October 25 Update: The Breeze-M that malfunctioned on August 6 has now exploded in space, creating a debris cloud.
Shortly after publication of this article, reports surfaced indicating that explosive deconstruction of the Breeze-M upper stage had occurred on October 16. The occurence was not surprising considering the large quantity of hypergolic propellant still aboard the vessel – more than half of its 19.8 ton tankful. 500 pieces of debris are being tracked, but experts believe that there are many more debris objects than have been catalogued so far. The debris cloud is not expected to pose an immediate threat to the International Space Station, but the residual debris objects in the crowded low Earth orbit will likely challenge satellites and spacefarers for years to come.

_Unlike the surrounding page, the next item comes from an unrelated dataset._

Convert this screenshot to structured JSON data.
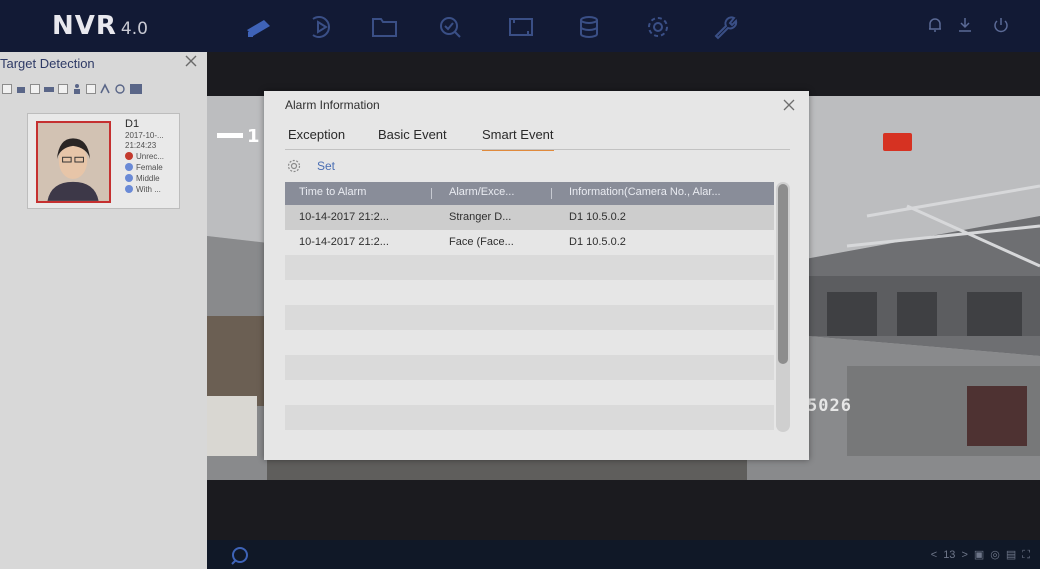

Russian Launch Failure Poses Breakup Concern
On the 6th of August 2012, a Proton Breeze-M stage shut-down shortly after the start of the third of its four planned maneuvers, resulting in a launch failure and in the loss of the two spacecraft it was carrying, Telkom 3 and Express MD2. Like its predecessors in February 2006, in March 2008, and in August 2011, the Proton Breeze-M was left tumbling in an elliptical orbit where debris from a future explosion could pose a serious threat to spacecraft already orbiting there.
The Breeze-M stage has a diameter of 4 meters and a length of 2.65 meters. It is comprised of a central propellant tank together with the main propulsion system and an auxiliary toric-shaped propellant tank (APT). In the 6 August accident, the APT did not separate like it should have after few burns, leaving more than 5 metric tons of propellant in orbit. Concern about a future explosion of the Russian stage is based upon the breakups of two Breeze-M stages (one in 2007 and one in 2010) that suffered exactly the same mishap. A third Breeze-M stage suffered an on-orbit malfunction in August 2011, but has not exploded yet.
In addition to the stages themselves, the disposition of the spacecraft must be addressed. The 2006 and 2011 missions each carried a single spacecraft (Arabsat 4A and Express AM4, respectively) which were sent on controlled and destructive reentries over the Pacific Ocean, thus eliminating the risk of a future collision as well as the risk of a debris-producing explosion. In the case of the 2008 failure, the spacecraft (AMC 14) had sufficient propellant reserves to raise itself and enter a useful geosynchronous orbit. No decision concerning Telkom 3 and Express MD2 has been taken yet.
Another variant of the Breeze-M, called Rokot Breeze-KM has also encountered two failures since 2005. The first mishap prevented the European Cryosat from even entering an Earth orbit. The second one, in 2011, stranded the Russian geodetic satellite GEO-IK 2 in an undesired elliptical orbit because of a stage failure. The amount of propellants remaining in this stage might someday trigger an explosion.
Watch a report of the 6 August failure on the Russian news below: